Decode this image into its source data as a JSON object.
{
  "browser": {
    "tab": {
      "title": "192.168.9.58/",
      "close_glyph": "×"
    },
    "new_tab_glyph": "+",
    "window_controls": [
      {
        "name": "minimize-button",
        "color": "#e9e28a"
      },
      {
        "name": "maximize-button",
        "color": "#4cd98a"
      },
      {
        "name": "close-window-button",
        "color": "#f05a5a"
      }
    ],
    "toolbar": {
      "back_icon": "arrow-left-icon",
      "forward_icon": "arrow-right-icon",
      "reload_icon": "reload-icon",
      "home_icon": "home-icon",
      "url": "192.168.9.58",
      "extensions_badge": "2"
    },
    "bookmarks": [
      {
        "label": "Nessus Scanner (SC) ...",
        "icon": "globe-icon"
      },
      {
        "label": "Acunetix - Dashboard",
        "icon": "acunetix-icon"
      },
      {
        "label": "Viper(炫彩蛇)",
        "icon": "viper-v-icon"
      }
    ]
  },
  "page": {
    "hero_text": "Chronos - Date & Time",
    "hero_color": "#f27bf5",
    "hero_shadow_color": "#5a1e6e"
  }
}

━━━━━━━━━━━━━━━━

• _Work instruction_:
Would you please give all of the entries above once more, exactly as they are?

• _Response area_:
Decode this image into its source data as a JSON object.
{
  "browser": {
    "tab": {
      "title": "192.168.9.58/",
      "close_glyph": "×"
    },
    "new_tab_glyph": "+",
    "window_controls": [
      {
        "name": "minimize-button",
        "color": "#e9e28a"
      },
      {
        "name": "maximize-button",
        "color": "#4cd98a"
      },
      {
        "name": "close-window-button",
        "color": "#f05a5a"
      }
    ],
    "toolbar": {
      "back_icon": "arrow-left-icon",
      "forward_icon": "arrow-right-icon",
      "reload_icon": "reload-icon",
      "home_icon": "home-icon",
      "url": "192.168.9.58",
      "extensions_badge": "2"
    },
    "bookmarks": [
      {
        "label": "Nessus Scanner (SC) ...",
        "icon": "globe-icon"
      },
      {
        "label": "Acunetix - Dashboard",
        "icon": "acunetix-icon"
      },
      {
        "label": "Viper(炫彩蛇)",
        "icon": "viper-v-icon"
      }
    ]
  },
  "page": {
    "hero_text": "Chronos - Date & Time",
    "hero_color": "#f27bf5",
    "hero_shadow_color": "#5a1e6e"
  }
}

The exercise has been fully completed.